the average number of electrons transferred during the ORR (n
) was calculated from the Koutecky–Levich equations:
is the measured current density, jK
is the kinetic current density, jL
is the mass transport limited current density at a given rotation rate,
is the angular velocity of the rotating disk, F
is Faraday’s constant (96485.3 C/mol), Co
is the bulk concentration of O2
in 0.1 M KOH at room temperature (1.2 × 10−6
is the diffusion coefficient of O2
in 0.1 M KOH at room temperature (1.9 × 10−5
is the kinematic viscosity for 0.1 M KOH (0.01 cm2
Rotating ring-disk electrode (RRDE) measurements were made in the same RDE setup as mentioned above. The disk electrode was rotated at 1600 rpm with scan rate of 10 mV/s. The ring electrode potential was set to 1.1 V vs. RHE. The hydrogen peroxide yield (%H2
) and average number of electrons transferred (n
) were calculated by the following equations:
are the disk and ring current densities, N is the ring H2
collection efficiency, which was 37%.
GDE fabrication and AEMFC testing:
First, the ETFE-g-poly(VBTMAC) powder anionomer (IEC = 1.24 ± 0.06 mmol/g) [14

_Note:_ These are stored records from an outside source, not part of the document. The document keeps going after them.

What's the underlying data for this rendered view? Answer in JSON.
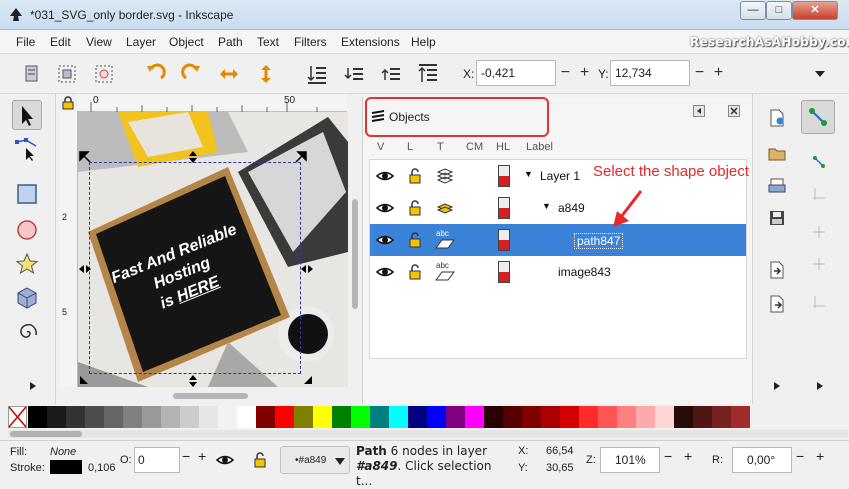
{
  "window": {
    "title": "*031_SVG_only border.svg - Inkscape",
    "controls": [
      "—",
      "□",
      "✕"
    ]
  },
  "watermark": "ResearchAsAHobby.com",
  "menu": [
    "File",
    "Edit",
    "View",
    "Layer",
    "Object",
    "Path",
    "Text",
    "Filters",
    "Extensions",
    "Help"
  ],
  "toolbar": {
    "x_label": "X:",
    "x_value": "-0,421",
    "y_label": "Y:",
    "y_value": "12,734",
    "minus": "−",
    "plus": "+"
  },
  "ruler": {
    "top_ticks": [
      "0",
      "50"
    ],
    "left_ticks": [
      "2",
      "5"
    ]
  },
  "canvas": {
    "board_lines": [
      "Fast And Reliable",
      "Hosting",
      "is"
    ],
    "board_emph": "HERE"
  },
  "objects_panel": {
    "title": "Objects",
    "columns": [
      "V",
      "L",
      "T",
      "CM",
      "HL",
      "Label"
    ],
    "annotation": "Select the shape object",
    "rows": [
      {
        "label": "Layer 1",
        "expander": "▼"
      },
      {
        "label": "a849",
        "expander": "▼"
      },
      {
        "label": "path847",
        "expander": ""
      },
      {
        "label": "image843",
        "expander": ""
      }
    ],
    "abc": "abc"
  },
  "statusbar": {
    "fill_label": "Fill:",
    "fill_value": "None",
    "stroke_label": "Stroke:",
    "stroke_width": "0,106",
    "opacity_label": "O:",
    "opacity_value": "0",
    "layer_value": "•#a849",
    "status_text_bold": "Path",
    "status_text": " 6 nodes in layer",
    "status_text2_bold": "#a849",
    "status_text2": ". Click selection t...",
    "cursor_x_label": "X:",
    "cursor_x": "66,54",
    "cursor_y_label": "Y:",
    "cursor_y": "30,65",
    "zoom_label": "Z:",
    "zoom_value": "101%",
    "rotate_label": "R:",
    "rotate_value": "0,00°"
  },
  "palette": [
    "#000000",
    "#1a1a1a",
    "#333333",
    "#4d4d4d",
    "#666666",
    "#808080",
    "#999999",
    "#b3b3b3",
    "#cccccc",
    "#e6e6e6",
    "#f2f2f2",
    "#ffffff",
    "#800000",
    "#ff0000",
    "#808000",
    "#ffff00",
    "#008000",
    "#00ff00",
    "#008080",
    "#00ffff",
    "#000080",
    "#0000ff",
    "#800080",
    "#ff00ff",
    "#2b0000",
    "#550000",
    "#800000",
    "#aa0000",
    "#d40000",
    "#ff2a2a",
    "#ff5555",
    "#ff8080",
    "#ffaaaa",
    "#ffd5d5",
    "#280b0b",
    "#501616",
    "#782121",
    "#a02c2c"
  ],
  "colors": {
    "accent_red": "#e63232",
    "selection_blue": "#3b83d8"
  }
}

] was ground with a well-cleaned mortar and pestle for 10 min to reduce the number of aggregated particles. Next, the catalyst and 1 mL of DI water was added to the ground anionomer and ground for an additional 10 min until a visually and texturally homogeneous slurry was formed. The ETFE powder mass comprised 20% of the total solid mass of all of the catalyst layers (CLs) in this study. After the slurry was homogenized, 1.5 mL of IPA was added into the mortar followed by another 5 min grinding. A final 5 mL of IPA was added to the mortar and the final ink mixture was transferred to a PTFE-lined vial and sonicated for 1 h in an ice bath. The prepared ink was then sprayed onto the gas diffusion layer (GDL, Toray 60, 5% PTFE wetproofing) using an air-assisted sprayer (Iwata Eclipse HP CS dual action airbrush gun; ANEST IWATA, Yokohama, Japan) to fabricate the GDEs. A Pt-Ru catalyst (Alfa Aesar, Haverhill, MA, USA, HiSPEC 10000, Pt nominally 40 wt%, and Ru, nominally 20 wt%, supported on Vulcan XC-72R carbon) was used at the anode. The anode GDEs, cathode GDEs and membrane were hydrated in DI water for 20 min and then soaked three times in aqueous 1.0 M KOH for a total of 1 h to remove impurities and ion exchange the quaternary ammonium hydroxide groups before cell assembly.
AEMFCs with 5 cm2
active area were assembled in single-cell hardware with a single channel, serpentine flow field. The anion exchange membranes used in this work were radiation-grafted polyethylene-based films with a covalently-bound benzyltrimethylammonium (BTMA) cationic head-groups (25 μm, IEC = 2.44 ± 0.04 mmol g−1
). The average thickness of the anode and cathode were measured to be 216 and 270 μm, respectively. Thus, 152 and 203 μm Teflon gaskets were used on the anode and cathode, respectively, to keep the cell pinch at around 25% of the total GDE thickness. The AEMFCs were tested using a Scribner 850e fuel cell test station at a cell temperature of 65 °C under H2
/Air flow at 1.0 L/min. The cell was broken in at a voltage of 0.5 V and the relative humidity (RH) of both the cathode and anode were adjusted to allow the cell to be operated at optimal conditions [26